Sorry!! The article you are trying to read is not available now.
Thank you very much;
you're only a step away from
downloading your reports.

Stocks: Stress Indices Tell Us When to Worry

By

With the Composite Indicator of Systemic Stress at an all-time low, does that mean we can kick back and relax?

PrintPRINT
One of the quotes that has been making the rounds lately is, "The only thing to worry about is that there isn't anything to worry about." That lack of concern is clearly evident among measures that are monitored by the Federal Reserve. Several of the individual branches of the Fed compute stress indices, like the following:
  • Cleveland Financial Stress Index
  • Chicago Fed Financial Conditions Index
  • St Louis Fed Financial Stress Index
  • Kansas City Fed Financial Stress Index
They monitor similar phenomena, so there is quite a bit of redundancy. The indices focus on stock prices, volatility, interest rates, credit
spreads, asset correlations, liquidity demands, systemic leverage, and more.

They're all essentially bounded from +2 (extremely high stress) to -2 (extremely low stress), with 0 being the baseline.

Typically, when the average gets near +1, we're at "the world's gonna end" kind of sentiment. When it gets to +3, that's pretty much the apocalypse, but inevitably, stocks bounce back.

When the average gets near -1, we're at "the country's firing on all cylinders, full speed ahead!" Whatever is beyond that is where we are now; the Composite Indicator of Systemic Stress (CISS) just hit a new all-time record low.

A few days ago, the Composite hit a level of -1.21, which has never been matched. It has approached -1.0 four other times: February/March 1977, August 1993, April/October 2006, and January/February 2007.

Of the 68 days the index has neared that level, the one-year return in the S&P 500 (INDEXSP:INX) was positive 29% of the time with a median return of -6.4%.

To be fair, the Composite was low, below -0.5 but not beyond -0.95, during much of the mid-1990s, and stocks rallied massively. But usually, the time to worry is when there is nothing to worry about.

No positions in stocks mentioned.

The information on this website solely reflects the analysis of or opinion about the performance of securities and financial markets by the writers whose articles appear on the site. The views expressed by the writers are not necessarily the views of Minyanville Media, Inc. or members of its management. Nothing contained on the website is intended to constitute a recommendation or advice addressed to an individual investor or category of investors to purchase, sell or hold any security, or to take any action with respect to the prospective movement of the securities markets or to solicit the purchase or sale of any security. Any investment decisions must be made by the reader either individually or in consultation with his or her investment professional. Minyanville writers and staff may trade or hold positions in securities that are discussed in articles appearing on the website. Writers of articles are required to disclose whether they have a position in any stock or fund discussed in an article, but are not permitted to disclose the size or direction of the position. Nothing on this website is intended to solicit business of any kind for a writer's business or fund. Minyanville management and staff as well as contributing writers will not respond to emails or other communications requesting investment advice.
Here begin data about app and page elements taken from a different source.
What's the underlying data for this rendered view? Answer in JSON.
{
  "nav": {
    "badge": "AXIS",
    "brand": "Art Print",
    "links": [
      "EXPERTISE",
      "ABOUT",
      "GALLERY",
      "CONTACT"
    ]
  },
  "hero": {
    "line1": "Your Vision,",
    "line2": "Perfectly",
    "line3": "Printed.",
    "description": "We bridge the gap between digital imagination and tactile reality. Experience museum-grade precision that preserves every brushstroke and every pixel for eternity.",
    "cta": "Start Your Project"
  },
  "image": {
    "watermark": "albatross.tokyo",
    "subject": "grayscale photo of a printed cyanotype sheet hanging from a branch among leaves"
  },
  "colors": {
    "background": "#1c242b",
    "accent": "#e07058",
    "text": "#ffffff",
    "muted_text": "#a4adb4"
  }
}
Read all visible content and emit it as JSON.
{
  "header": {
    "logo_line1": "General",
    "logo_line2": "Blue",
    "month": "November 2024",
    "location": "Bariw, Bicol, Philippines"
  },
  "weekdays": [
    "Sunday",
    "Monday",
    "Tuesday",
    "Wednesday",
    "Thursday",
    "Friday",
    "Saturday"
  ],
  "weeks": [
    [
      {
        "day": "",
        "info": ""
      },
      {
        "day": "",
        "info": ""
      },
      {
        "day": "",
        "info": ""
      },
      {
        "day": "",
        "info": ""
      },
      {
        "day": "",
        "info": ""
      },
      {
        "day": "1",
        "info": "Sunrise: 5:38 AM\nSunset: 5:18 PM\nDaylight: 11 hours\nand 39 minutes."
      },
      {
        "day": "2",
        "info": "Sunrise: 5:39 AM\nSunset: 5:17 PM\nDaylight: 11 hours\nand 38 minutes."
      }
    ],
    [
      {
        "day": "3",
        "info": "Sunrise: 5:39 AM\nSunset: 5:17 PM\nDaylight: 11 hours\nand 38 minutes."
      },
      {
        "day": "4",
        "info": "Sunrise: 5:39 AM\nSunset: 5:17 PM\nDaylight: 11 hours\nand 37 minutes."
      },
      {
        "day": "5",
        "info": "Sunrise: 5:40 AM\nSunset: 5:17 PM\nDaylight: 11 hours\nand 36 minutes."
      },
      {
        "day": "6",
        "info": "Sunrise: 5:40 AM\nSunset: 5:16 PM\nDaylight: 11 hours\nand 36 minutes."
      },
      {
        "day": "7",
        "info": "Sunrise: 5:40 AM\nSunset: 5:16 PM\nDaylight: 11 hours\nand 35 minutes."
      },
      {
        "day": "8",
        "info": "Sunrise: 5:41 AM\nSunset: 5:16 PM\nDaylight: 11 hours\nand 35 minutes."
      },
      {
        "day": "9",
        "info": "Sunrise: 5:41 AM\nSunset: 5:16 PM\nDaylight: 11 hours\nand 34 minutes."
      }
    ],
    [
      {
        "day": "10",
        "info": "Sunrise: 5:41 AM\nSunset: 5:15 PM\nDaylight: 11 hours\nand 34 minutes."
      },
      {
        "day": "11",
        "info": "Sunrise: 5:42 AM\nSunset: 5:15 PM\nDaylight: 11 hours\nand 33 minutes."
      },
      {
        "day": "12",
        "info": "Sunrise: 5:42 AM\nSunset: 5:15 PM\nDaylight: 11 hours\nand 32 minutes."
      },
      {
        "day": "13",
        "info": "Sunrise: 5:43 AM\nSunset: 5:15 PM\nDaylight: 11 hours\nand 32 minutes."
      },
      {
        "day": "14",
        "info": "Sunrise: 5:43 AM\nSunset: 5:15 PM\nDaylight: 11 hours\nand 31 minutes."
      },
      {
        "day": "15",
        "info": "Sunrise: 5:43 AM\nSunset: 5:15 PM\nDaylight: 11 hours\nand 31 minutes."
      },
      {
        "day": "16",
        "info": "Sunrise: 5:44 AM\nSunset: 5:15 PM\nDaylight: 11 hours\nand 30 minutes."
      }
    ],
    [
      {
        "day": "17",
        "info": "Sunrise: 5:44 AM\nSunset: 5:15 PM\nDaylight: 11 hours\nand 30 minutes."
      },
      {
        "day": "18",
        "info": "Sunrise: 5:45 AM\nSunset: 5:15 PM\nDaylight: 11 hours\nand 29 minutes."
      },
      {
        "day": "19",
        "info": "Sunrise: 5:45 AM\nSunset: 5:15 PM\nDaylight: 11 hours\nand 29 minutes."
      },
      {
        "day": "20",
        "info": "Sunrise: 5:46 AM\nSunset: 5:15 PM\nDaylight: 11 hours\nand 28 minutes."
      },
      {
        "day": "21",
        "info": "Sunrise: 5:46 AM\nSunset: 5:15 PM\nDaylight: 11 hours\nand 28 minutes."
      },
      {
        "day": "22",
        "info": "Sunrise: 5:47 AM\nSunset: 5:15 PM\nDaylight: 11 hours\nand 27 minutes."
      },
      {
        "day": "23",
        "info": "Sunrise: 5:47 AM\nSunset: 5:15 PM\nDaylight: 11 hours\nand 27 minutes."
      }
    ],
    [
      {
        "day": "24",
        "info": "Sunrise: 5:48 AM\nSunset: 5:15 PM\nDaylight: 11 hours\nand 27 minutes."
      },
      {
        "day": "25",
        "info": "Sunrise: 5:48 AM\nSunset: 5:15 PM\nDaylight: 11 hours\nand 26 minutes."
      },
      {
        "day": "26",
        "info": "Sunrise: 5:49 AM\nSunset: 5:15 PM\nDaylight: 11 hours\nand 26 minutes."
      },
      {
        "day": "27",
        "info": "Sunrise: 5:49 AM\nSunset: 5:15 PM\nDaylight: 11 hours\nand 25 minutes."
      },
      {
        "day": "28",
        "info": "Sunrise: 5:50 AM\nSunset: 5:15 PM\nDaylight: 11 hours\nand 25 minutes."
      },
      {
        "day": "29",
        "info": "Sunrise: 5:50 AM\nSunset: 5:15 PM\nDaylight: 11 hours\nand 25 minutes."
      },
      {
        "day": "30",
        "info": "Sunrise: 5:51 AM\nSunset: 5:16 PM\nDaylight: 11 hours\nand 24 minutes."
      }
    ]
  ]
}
Copyright 2011 Minyanville Media, Inc. All Rights Reserved.

PrintPRINT
 
Featured Videos

WHAT'S POPULAR IN THE VILLE